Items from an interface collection
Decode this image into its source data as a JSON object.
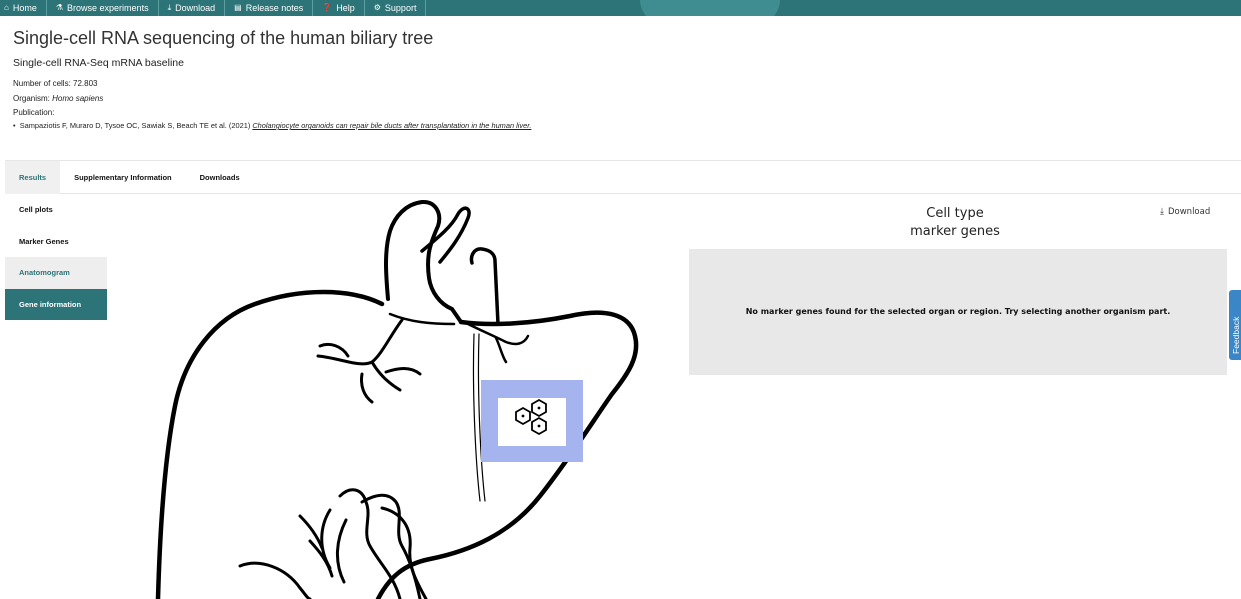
{
  "nav": {
    "items": [
      {
        "icon": "home-icon",
        "glyph": "⌂",
        "label": "Home"
      },
      {
        "icon": "flask-icon",
        "glyph": "⚗",
        "label": "Browse experiments"
      },
      {
        "icon": "download-icon",
        "glyph": "⤓",
        "label": "Download"
      },
      {
        "icon": "document-icon",
        "glyph": "▤",
        "label": "Release notes"
      },
      {
        "icon": "help-icon",
        "glyph": "❓",
        "label": "Help"
      },
      {
        "icon": "support-icon",
        "glyph": "⚙",
        "label": "Support"
      }
    ]
  },
  "experiment": {
    "title": "Single-cell RNA sequencing of the human biliary tree",
    "subtitle": "Single-cell RNA-Seq mRNA baseline",
    "cells_label": "Number of cells:",
    "cells_value": "72.803",
    "organism_label": "Organism:",
    "organism_value": "Homo sapiens",
    "publication_label": "Publication:",
    "publication_authors": "Sampaziotis F, Muraro D, Tysoe OC, Sawiak S, Beach TE et al. (2021)",
    "publication_title": "Cholangiocyte organoids can repair bile ducts after transplantation in the human liver."
  },
  "tabs": [
    "Results",
    "Supplementary Information",
    "Downloads"
  ],
  "active_tab": "Results",
  "side_menu": [
    "Cell plots",
    "Marker Genes",
    "Anatomogram",
    "Gene information"
  ],
  "panel": {
    "title_line1": "Cell type",
    "title_line2": "marker genes",
    "download_label": "Download",
    "empty_message": "No marker genes found for the selected organ or region. Try selecting another organism part."
  },
  "feedback_label": "Feedback",
  "colors": {
    "brand": "#2c7478",
    "highlight": "#a5b3ee",
    "panel_bg": "#e8e8e8",
    "feedback": "#3b86c6"
  }
}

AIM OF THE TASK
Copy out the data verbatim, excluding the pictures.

OUTPUT BELOW
Decode this image into its source data as a JSON object.
{
  "nav": {
    "items": [
      {
        "icon": "home-icon",
        "glyph": "⌂",
        "label": "Home"
      },
      {
        "icon": "flask-icon",
        "glyph": "⚗",
        "label": "Browse experiments"
      },
      {
        "icon": "download-icon",
        "glyph": "⤓",
        "label": "Download"
      },
      {
        "icon": "document-icon",
        "glyph": "▤",
        "label": "Release notes"
      },
      {
        "icon": "help-icon",
        "glyph": "❓",
        "label": "Help"
      },
      {
        "icon": "support-icon",
        "glyph": "⚙",
        "label": "Support"
      }
    ]
  },
  "experiment": {
    "title": "Single-cell RNA sequencing of the human biliary tree",
    "subtitle": "Single-cell RNA-Seq mRNA baseline",
    "cells_label": "Number of cells:",
    "cells_value": "72.803",
    "organism_label": "Organism:",
    "organism_value": "Homo sapiens",
    "publication_label": "Publication:",
    "publication_authors": "Sampaziotis F, Muraro D, Tysoe OC, Sawiak S, Beach TE et al. (2021)",
    "publication_title": "Cholangiocyte organoids can repair bile ducts after transplantation in the human liver."
  },
  "tabs": [
    "Results",
    "Supplementary Information",
    "Downloads"
  ],
  "active_tab": "Results",
  "side_menu": [
    "Cell plots",
    "Marker Genes",
    "Anatomogram",
    "Gene information"
  ],
  "panel": {
    "title_line1": "Cell type",
    "title_line2": "marker genes",
    "download_label": "Download",
    "empty_message": "No marker genes found for the selected organ or region. Try selecting another organism part."
  },
  "feedback_label": "Feedback",
  "colors": {
    "brand": "#2c7478",
    "highlight": "#a5b3ee",
    "panel_bg": "#e8e8e8",
    "feedback": "#3b86c6"
  }
}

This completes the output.